**** You design the poster for the Original fair, and versions of your artwork are artfully plastered across t-shirts, baseball hats, scarves, etc. Monetary prize, as well?

Tuesday, July 2, 2019

The Art Fair Cometh -- But without its Best Town Crier

Each Summer, my relationship to the Ann Arbor Art Fair changes a bit. My stamina and crowd patience vary, along with the luxury of meandering time. Still, something in me begins stirring in early July. Before I suss out official websites, prior to reminders of limited wall space & financing, the musing starts. Which favorites will return? Which streets hold surprises, and how long before people resentfully mash into too-small store fronts, waiting for the end of a downpour? 

This year is bittersweet, with the recent passing of Stephen Kerr, beloved arts community supporter, artist & retired art teacher. Ever the champion of the Ann Arbor Street Art Fair -- "the Original,"* one could reliably spot Stephen orbiting the info table/metallic robotic busker or any of the new or returning artist booths. Did you glance at a shirt? Hed readily sell you one. Did you seem too hurried? He'd slow your roll. Otherwise, how could you be sure you'd seen everything worthy of being seen? The name of the game was appreciation. Discernment, yes, but also delight. Wry or wicked humor. Surprise. We always traded the names of artists who excited us. Sometimes Stephen would materialize as I surveyed an artist's work ("Did you know? He puts serial killers in all his cereal bowls, aren't they wonderful?" "Did you know, she has work at MOMA?") At other times, he'd startle me* with a breezy introduction to the artist: "Oh do you know Marian, she's a writer, I bet she'd write about *you*, she wants more things to write about~~"  That's the way he worked: seeking out the joyful, connecting people through that, & spurring people onward. 
Stephen appears in a couple of my past art fair posts --> here.
I never had the pleasure of being taught by him in an "official" capacity, but the (glowing) consensus was that he held you to high standards, helped jog you outside your comfort zone and far, far beyond your own perceived limitations. Stephen's beautiful memorial service was a testament to his, his wife Mary and their family's shared generosity of spirit and love. 

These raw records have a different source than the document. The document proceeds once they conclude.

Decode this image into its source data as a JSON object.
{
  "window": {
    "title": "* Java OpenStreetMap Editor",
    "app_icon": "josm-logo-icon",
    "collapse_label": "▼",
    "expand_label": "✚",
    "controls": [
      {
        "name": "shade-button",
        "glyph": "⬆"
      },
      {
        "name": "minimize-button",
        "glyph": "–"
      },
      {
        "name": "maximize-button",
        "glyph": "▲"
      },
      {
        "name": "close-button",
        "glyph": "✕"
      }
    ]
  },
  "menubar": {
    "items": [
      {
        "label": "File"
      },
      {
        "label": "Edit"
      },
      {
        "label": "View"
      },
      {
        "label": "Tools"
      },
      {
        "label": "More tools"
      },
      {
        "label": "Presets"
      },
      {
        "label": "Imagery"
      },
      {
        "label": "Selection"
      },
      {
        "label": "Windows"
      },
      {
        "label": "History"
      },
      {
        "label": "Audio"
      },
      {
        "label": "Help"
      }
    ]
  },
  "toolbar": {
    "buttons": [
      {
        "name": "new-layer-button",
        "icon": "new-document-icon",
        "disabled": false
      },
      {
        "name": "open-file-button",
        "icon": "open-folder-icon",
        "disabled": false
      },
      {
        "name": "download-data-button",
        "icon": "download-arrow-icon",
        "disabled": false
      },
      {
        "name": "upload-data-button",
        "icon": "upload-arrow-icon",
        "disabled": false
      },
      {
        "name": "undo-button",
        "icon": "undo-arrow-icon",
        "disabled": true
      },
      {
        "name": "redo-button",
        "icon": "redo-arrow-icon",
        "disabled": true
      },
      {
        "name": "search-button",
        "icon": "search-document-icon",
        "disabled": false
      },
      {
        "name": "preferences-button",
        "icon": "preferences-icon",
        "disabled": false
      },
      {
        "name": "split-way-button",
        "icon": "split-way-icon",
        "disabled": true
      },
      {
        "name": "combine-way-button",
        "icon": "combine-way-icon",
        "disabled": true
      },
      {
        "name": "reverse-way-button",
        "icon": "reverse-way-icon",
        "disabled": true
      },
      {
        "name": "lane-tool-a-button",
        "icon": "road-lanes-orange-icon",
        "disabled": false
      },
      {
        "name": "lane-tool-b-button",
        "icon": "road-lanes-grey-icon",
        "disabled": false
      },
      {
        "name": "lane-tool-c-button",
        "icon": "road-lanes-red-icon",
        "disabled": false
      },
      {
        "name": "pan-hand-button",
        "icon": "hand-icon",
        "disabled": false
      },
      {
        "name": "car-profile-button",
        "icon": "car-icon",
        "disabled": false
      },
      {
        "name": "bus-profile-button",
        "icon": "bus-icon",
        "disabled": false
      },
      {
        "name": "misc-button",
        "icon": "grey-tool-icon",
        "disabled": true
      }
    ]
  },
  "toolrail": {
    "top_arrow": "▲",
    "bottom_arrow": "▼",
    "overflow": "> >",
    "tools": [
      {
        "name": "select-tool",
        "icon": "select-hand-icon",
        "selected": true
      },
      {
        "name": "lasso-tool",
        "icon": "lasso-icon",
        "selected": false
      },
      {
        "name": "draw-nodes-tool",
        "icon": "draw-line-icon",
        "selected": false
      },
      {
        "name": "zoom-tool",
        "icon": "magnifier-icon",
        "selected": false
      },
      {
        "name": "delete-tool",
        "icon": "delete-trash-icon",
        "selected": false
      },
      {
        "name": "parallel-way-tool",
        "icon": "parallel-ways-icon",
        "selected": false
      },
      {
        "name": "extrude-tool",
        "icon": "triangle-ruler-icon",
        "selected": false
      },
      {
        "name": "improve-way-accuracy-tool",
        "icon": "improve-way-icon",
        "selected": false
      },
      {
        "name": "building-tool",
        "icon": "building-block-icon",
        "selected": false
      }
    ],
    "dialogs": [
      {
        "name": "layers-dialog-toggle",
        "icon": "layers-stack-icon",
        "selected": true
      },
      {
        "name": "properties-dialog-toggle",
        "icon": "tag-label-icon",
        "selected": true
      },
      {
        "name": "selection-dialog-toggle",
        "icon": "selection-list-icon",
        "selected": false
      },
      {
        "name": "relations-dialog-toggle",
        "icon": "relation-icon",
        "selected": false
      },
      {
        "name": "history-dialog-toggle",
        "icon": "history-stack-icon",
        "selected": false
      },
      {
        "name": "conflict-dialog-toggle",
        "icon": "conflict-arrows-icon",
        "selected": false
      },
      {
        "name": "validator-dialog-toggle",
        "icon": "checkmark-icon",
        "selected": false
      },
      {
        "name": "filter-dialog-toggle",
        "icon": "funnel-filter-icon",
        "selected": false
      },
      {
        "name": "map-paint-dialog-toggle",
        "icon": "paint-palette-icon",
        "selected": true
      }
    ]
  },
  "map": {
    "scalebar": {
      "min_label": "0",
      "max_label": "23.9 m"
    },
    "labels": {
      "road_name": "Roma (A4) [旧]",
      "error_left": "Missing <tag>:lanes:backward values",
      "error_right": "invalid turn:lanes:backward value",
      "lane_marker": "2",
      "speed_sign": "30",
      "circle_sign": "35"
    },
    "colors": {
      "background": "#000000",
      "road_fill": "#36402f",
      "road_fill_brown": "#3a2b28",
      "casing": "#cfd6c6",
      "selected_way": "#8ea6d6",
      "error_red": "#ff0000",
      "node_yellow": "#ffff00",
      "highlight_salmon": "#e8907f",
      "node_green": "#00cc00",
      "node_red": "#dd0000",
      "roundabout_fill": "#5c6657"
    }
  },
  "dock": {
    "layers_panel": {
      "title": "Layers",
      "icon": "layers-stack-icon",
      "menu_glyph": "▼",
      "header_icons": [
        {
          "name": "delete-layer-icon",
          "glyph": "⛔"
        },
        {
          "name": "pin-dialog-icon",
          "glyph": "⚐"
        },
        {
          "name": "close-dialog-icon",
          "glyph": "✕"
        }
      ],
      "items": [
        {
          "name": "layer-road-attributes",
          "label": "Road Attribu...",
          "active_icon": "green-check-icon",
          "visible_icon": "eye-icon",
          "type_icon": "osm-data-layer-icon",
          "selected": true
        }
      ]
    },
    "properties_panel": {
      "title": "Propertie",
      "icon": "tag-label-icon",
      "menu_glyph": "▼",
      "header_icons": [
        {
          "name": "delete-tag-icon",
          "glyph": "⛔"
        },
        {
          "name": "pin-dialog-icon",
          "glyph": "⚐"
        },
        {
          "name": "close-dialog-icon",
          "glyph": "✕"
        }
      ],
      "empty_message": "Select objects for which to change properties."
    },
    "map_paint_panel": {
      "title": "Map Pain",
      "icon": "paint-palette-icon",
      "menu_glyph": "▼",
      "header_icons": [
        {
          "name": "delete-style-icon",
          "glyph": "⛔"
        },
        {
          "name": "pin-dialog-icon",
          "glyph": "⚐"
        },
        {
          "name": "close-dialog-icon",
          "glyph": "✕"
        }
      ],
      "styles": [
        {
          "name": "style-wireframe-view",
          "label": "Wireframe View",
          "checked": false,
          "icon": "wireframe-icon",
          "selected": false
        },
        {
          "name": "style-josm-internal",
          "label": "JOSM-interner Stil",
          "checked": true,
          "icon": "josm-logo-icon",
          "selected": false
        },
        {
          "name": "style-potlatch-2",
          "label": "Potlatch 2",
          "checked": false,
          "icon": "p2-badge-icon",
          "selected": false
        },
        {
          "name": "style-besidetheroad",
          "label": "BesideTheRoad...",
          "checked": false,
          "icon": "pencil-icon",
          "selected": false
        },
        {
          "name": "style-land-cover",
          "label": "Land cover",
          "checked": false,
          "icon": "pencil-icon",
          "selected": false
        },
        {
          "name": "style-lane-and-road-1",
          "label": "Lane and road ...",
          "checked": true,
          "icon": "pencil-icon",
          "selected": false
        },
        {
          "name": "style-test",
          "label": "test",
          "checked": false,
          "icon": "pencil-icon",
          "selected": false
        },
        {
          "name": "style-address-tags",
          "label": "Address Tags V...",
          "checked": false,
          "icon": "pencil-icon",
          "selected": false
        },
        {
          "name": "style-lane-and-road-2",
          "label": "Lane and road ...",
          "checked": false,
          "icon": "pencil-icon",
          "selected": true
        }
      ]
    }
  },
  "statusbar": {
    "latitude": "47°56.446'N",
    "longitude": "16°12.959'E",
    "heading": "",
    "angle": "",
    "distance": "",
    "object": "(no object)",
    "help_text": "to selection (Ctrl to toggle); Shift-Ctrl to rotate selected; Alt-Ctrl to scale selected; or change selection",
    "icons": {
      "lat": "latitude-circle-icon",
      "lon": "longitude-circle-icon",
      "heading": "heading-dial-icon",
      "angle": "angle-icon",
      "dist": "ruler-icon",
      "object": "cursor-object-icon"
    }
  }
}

The opening poem was read by a grand nephew:
Artist Chris Roberts-Antieau, said:"I know he believed in me and so I was able to believe in myself." His nieces' tribute opined:"An ordinary life is heroic in its own way. And that was our Uncle Stephen...He embraced a life of meaning...didn't drape himself in ego...He lived a life of good intent." The service underscored the astounding amount just one person can do with a life, and how far it ripples out.  To never lose sight of how interconnected we are, to pursue delight & meaning~~! 

Kevin, Stephen's twin brother, handed out stickers bearing his motto, which I imagine most of us hear in his voice, as he frequently concluded conversations by uttering it:

Naturally, this post falls far short of the fabulosity and wonder of Stephen -- and how multifaceted he was. I just know in a few weeks, maybe I'll cross paths with you at the art fair(s). Seeking out old friends and new. Hoping to be amazed, or amused. I know when I experience this, the first person I'll want to tell will be Stephen.

*As all fans hasten to add,  lest we forget the mammoth fair is actually four very differently juried fairs.
 **I startle easily.